Thursday, October 08, 2015
THE INTERN (Nancy Meyers, 2015)
70-year-old widower Ben Whittaker (Robert De Niro) finds retired life unfulfilling, so in THE INTERN he looks for an apprenticeship opportunity that will put him back in the working world. Ben’s introduction to the high tech business environment comes via the senior intern program at a startup e-commerce fashion retailer in Brooklyn where he’s assigned to be the intern for the site’s founder Jules Ostin (Anne Hathaway). Although Ben is well-liked and effective around the bustling office, initially Jules doesn’t see the value in letting Ben assist her with the zillion and one things keeping her busy.
Jules is justifiably preoccupied with maintaining standards and overseeing the growth of her eighteen-month-old operation . She’s also being pressured by investors to hire a chief executive officer. The rationale is that a more seasoned manager can ease her workload and continue the company’s expansion, but because she would be giving up some control, the request feels like a potential demotion.
Middle of the road crowdpleasers like THE INTERN are something of an endangered species at the movie theater. It’s too modest for those drawn to the almost-weekly spectacle films striving to be blockbusters and those looking for artier or prestige-driven fare. This type of film has virtues like telling a story simply and intelligently and being appealing without forcing it. Writer-director Nancy Meyers specializes in this kind of mainstream entertainment that doesn’t always get its critical due. With THE INTERN she produces one of her better creations. It’s a warm, funny film that fleshes out two engaging characters not bent according to the situation’s restrictions.
When De Niro has father or father figure types, he’s still usually a tough guy, but in THE INTERN he’s a delight playing the equivalent of the workplace’s grandpa. Through his dress and demeanor he carries a quiet dignity about the character. It’s critical that Meyers writes Ben as resource waiting to be tapped than an expert itching to spew the knowledge he’s amassed from a lifetime in business. De Niro embodies patience in THE INTERN. Ben truly is grateful to have the chance to work with Jules.

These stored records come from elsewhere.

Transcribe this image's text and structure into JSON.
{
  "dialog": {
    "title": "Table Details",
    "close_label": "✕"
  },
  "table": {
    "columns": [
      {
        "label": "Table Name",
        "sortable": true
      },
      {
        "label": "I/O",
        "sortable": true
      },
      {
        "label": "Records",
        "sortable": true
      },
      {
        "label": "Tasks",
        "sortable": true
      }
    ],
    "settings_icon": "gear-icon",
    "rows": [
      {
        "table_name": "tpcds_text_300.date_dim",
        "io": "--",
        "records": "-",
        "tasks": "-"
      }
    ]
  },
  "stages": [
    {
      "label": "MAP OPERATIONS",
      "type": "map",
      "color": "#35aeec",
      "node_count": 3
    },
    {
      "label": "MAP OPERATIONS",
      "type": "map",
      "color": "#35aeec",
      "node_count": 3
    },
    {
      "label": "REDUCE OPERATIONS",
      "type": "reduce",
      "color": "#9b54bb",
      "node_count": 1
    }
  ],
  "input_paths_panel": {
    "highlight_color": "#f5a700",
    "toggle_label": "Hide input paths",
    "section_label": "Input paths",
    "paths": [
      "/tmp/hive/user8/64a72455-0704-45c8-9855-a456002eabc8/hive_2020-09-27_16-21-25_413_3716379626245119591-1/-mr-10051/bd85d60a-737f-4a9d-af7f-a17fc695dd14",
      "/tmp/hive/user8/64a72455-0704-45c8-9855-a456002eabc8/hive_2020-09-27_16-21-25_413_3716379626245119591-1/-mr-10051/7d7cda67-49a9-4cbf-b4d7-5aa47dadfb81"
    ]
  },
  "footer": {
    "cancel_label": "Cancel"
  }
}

The harried thirtysomething businesswoman trying to balance career and family is often a thankless role, but Meyers is smart in demonstrating that Jules is right to want to be in command of her path, even if society’s expectations can be a burden. THE INTERN doesn’t hide the trade-offs or judge the decisions Jules must make. Hathaway conveys the strain of trying to have it all while attempting to appear in good spirits through the challenges.
THE INTERN soaks up the good vibes from De Niro and Hathaway acclimating to one another and finds room for humorous subplots that aren’t essential to the main storyline. A heist-like operation in which Ben and some other guys at the office break into Jules’ mother’s home to delete an e-mail may be the most amusing scene in the film.